The Collared Kingfisher (Todiramphus chloris) is a medium-sized kingfisher belonging to the family Halcyonidae, the tree kingfishers. Also known as the White-collared Kingfisher or Mangrove Kingfisher, it is commonly found in coastal areas, particularly in mangrove swamps. It also inhabits farmland, open woodland, grassland and gardens. In some parts of its range, especially on islands, it can be seen further inland, ranging into forest or into mountain areas.
We don’t really know why the kingfisher ended in our place. We used to see kingfishers in our place years ago, back when we were still close to the sea. Before the reclamation, our house was close to a small mangrove forest—my friends and I used to catch fishes and crabs in the mangrove area as well as gather and eat the fruits of the Nypa fruticans—I miss those days.
I’ve previously read about kingfishers preferring to eat small crabs and they are also known to feed on insects, worms, snails, shrimps, frogs, lizards and small fish. Since we don’t have the bird’s favorite food, I opted for the small lizard. I hand fed the kingfisher a tiny house gecko that I personally caught. Touching geckos usually grosses me out but I had to capture the gecko by hand. I think the White-collared Kingfisher loved it though it spat out the tail.
In the evening, to prevent the stray cats and our cats from disturbing bird we covered the bird’s cage with an old tarp.
This morning, I was saddened to find out that the White-Collared Kingfisher has died—we never got to name the bird—in my head I called the bird Blue. I don’t know if it was my feeding that killed the bird or if it was cat’s bite. Blue is an addition to our long list of bird casualties—the third bird casualty this year.
A pet’s death is always a shocker. It would make you silent for sometime. It would make you ask what you did wrong. It would make you not want to get another pet—that’s why we’ve never had pets for some time—we suck at it. It's sad but, come to think of it, I had fun with the Collared Kingfisher and it kept me away from the computer for a whole day yesterday.
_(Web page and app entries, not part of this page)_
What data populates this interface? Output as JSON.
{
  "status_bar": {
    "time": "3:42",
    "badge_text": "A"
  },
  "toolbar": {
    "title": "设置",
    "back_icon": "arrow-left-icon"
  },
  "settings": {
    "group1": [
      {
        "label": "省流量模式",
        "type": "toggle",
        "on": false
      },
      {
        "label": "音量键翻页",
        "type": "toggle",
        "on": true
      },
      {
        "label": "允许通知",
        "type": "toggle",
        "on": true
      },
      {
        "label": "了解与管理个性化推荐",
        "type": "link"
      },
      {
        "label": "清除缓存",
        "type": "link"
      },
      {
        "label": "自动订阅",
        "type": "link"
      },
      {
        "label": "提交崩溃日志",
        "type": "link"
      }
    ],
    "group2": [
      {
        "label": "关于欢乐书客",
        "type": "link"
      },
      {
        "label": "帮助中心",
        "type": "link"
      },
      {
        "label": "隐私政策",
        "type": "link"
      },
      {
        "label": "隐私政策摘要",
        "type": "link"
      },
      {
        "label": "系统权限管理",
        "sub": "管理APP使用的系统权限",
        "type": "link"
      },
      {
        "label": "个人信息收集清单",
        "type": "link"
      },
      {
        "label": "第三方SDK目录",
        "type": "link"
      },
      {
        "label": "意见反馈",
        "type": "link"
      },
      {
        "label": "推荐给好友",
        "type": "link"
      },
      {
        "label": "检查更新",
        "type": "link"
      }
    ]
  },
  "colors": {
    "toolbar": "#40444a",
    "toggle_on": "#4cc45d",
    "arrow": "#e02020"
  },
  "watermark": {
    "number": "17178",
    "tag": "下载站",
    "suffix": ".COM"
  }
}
My three-year-old third cousin and I buried the bird under the coconut tree on my uncle’s yard.